TASK BRIEF: Set down, exactly as they appear, the line containing "Transcribe this image's" and all subsequent lines through the end of the material below.

DATASET CONTENT:

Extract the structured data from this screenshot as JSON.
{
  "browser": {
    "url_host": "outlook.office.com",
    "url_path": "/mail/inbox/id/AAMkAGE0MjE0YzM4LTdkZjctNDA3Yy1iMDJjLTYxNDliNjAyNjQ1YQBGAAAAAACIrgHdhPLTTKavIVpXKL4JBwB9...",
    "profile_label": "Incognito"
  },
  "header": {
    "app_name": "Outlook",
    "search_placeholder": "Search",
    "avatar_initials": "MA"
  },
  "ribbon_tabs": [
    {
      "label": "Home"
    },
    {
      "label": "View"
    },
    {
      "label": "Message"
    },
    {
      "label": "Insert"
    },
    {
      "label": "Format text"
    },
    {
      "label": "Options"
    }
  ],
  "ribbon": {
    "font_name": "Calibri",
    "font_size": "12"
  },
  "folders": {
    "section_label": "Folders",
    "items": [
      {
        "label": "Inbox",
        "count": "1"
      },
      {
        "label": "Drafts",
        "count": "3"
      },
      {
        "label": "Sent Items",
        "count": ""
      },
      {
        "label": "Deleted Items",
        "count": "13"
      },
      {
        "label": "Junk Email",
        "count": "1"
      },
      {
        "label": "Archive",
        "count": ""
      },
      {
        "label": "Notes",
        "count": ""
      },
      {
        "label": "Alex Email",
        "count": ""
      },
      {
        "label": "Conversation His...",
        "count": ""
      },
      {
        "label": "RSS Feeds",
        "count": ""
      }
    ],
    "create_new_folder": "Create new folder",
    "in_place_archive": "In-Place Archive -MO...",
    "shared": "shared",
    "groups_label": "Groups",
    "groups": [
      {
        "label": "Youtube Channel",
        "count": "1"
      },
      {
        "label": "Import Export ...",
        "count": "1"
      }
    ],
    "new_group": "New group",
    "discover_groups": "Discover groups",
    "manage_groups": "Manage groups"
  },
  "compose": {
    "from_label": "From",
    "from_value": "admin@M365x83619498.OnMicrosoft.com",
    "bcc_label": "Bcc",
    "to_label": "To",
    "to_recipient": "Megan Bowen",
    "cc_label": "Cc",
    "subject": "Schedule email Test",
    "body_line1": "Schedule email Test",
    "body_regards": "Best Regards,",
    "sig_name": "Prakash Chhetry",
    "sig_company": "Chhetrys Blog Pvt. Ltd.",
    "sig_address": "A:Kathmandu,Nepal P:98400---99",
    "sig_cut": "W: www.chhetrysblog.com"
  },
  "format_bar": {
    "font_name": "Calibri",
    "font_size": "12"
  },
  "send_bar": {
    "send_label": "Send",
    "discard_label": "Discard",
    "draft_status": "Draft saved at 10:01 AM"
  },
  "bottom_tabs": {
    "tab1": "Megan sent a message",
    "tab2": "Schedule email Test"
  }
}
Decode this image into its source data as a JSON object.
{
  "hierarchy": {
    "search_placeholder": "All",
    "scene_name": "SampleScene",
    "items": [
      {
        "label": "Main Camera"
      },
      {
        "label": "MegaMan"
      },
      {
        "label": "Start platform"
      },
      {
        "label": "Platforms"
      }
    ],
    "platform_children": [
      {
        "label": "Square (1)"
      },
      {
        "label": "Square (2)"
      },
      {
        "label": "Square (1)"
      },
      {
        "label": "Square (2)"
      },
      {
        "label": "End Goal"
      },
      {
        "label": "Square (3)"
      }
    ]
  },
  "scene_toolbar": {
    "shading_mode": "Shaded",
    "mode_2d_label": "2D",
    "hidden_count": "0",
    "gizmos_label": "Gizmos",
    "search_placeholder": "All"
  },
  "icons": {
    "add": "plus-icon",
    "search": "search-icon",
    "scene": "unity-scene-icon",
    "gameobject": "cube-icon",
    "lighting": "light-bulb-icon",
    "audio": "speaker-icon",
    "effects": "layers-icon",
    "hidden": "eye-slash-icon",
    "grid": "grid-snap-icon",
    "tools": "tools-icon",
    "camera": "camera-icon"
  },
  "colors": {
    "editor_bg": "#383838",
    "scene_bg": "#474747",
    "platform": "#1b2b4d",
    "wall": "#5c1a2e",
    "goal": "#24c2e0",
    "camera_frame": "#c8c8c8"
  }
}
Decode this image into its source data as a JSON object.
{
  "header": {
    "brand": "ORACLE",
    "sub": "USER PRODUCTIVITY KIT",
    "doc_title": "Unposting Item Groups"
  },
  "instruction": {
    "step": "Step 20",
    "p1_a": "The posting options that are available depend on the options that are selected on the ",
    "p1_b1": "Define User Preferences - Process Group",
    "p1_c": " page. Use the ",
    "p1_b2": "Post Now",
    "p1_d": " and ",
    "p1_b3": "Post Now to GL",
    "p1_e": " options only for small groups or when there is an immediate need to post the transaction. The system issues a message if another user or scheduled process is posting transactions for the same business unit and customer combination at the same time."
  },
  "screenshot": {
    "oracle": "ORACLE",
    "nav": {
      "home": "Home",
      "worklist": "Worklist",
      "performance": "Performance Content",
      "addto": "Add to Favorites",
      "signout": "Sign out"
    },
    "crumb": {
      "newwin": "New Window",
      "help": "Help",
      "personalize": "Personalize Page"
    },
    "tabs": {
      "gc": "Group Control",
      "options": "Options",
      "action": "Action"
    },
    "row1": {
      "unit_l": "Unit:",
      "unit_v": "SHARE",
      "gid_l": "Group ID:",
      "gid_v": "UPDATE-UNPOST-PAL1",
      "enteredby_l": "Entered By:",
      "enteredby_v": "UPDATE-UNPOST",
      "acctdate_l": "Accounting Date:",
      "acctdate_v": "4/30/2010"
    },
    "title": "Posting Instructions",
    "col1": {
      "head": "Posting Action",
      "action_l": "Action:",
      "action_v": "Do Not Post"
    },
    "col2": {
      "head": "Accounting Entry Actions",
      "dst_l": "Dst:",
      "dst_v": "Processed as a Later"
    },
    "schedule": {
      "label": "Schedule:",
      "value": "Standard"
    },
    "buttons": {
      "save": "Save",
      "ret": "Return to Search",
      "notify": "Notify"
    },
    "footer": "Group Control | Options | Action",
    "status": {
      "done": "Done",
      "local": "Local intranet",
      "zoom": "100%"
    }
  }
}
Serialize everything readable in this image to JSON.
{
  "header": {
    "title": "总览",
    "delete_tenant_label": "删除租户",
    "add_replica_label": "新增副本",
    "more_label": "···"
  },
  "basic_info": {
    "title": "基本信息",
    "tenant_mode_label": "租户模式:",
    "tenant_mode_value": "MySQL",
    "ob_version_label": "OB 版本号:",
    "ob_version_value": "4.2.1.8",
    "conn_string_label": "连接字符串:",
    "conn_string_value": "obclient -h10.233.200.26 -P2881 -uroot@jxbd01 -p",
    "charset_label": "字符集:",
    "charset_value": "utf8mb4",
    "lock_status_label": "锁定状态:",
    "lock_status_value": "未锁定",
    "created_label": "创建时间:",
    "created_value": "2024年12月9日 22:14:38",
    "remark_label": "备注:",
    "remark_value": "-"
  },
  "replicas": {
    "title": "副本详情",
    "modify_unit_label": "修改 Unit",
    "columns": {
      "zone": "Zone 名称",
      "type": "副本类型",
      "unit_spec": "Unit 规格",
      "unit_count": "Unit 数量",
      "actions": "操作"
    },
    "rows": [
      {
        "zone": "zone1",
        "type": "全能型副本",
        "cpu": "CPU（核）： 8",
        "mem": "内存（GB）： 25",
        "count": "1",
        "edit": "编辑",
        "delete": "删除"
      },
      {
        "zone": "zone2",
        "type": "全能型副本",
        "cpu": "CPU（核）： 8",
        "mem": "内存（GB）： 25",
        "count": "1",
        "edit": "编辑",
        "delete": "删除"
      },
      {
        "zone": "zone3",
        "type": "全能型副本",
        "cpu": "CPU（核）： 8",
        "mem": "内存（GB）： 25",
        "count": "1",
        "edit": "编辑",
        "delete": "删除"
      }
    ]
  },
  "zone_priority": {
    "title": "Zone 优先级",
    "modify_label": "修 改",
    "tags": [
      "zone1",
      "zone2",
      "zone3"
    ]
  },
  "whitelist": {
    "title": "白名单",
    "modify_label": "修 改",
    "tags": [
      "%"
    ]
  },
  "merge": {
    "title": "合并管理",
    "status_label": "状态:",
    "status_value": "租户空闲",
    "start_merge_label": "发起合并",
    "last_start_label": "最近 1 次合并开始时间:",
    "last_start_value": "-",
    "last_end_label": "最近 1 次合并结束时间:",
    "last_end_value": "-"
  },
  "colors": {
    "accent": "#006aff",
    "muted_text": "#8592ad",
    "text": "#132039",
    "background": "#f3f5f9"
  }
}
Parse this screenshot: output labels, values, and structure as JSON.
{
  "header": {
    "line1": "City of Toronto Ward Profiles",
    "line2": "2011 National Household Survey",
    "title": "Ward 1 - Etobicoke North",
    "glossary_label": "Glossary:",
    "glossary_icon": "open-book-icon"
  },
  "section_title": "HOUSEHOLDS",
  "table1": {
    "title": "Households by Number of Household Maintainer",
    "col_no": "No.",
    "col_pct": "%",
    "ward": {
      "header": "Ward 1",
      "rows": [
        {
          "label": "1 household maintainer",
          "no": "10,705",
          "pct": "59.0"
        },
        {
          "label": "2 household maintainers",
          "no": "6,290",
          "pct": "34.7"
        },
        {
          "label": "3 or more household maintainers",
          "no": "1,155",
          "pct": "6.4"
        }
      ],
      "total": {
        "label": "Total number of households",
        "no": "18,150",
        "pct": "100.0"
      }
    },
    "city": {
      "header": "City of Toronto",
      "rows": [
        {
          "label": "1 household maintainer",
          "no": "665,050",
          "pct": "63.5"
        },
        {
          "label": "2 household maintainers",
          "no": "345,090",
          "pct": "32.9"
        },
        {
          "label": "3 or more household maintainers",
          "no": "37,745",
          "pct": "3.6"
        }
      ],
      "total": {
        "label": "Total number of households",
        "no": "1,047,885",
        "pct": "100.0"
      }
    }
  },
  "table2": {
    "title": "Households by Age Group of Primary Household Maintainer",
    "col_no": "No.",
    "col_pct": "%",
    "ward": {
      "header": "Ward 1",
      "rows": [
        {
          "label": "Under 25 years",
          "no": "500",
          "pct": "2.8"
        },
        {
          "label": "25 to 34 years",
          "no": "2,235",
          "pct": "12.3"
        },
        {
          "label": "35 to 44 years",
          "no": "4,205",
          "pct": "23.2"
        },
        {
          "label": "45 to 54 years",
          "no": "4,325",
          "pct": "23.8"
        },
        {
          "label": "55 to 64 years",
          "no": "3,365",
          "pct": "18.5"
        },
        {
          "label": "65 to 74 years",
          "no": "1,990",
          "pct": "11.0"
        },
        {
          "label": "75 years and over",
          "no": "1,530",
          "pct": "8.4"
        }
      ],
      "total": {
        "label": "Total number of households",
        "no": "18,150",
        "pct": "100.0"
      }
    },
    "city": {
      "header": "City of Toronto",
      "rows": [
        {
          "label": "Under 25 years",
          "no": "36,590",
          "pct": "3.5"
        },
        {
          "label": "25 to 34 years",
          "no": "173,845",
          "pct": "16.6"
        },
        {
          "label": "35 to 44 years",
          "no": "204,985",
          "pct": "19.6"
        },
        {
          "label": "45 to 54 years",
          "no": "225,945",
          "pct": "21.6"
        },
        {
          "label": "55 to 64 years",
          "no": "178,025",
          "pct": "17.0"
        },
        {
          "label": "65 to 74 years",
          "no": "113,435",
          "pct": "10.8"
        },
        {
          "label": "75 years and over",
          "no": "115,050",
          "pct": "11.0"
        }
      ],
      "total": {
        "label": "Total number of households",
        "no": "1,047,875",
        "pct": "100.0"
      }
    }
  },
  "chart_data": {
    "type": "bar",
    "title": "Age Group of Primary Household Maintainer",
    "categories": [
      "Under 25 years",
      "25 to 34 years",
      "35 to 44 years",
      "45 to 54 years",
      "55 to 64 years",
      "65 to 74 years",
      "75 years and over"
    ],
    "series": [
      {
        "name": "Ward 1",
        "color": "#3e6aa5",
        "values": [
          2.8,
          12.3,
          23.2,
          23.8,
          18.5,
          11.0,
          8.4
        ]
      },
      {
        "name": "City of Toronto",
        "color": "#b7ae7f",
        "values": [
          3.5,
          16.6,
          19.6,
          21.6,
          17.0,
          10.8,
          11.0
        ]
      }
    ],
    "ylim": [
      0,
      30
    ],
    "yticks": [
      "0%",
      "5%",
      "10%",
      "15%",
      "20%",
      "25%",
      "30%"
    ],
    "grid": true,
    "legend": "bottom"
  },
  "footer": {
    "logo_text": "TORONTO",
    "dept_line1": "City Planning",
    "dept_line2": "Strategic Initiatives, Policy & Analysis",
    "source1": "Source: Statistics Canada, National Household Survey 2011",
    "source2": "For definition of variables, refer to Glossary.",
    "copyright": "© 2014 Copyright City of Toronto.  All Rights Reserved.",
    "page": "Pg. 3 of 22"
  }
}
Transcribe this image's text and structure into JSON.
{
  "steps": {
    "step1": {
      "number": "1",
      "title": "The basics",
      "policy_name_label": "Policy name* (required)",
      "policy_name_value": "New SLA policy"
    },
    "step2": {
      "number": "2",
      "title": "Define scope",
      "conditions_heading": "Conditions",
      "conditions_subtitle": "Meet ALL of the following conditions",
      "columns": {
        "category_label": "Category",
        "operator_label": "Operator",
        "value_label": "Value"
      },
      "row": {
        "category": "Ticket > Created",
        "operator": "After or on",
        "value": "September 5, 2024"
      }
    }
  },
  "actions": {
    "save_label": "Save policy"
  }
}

ANSWER BELOW:
Transcribe this image's text and structure into JSON.
{
  "steps": {
    "step1": {
      "number": "1",
      "title": "The basics",
      "policy_name_label": "Policy name* (required)",
      "policy_name_value": "New SLA policy"
    },
    "step2": {
      "number": "2",
      "title": "Define scope",
      "conditions_heading": "Conditions",
      "conditions_subtitle": "Meet ALL of the following conditions",
      "columns": {
        "category_label": "Category",
        "operator_label": "Operator",
        "value_label": "Value"
      },
      "row": {
        "category": "Ticket > Created",
        "operator": "After or on",
        "value": "September 5, 2024"
      }
    }
  },
  "actions": {
    "save_label": "Save policy"
  }
}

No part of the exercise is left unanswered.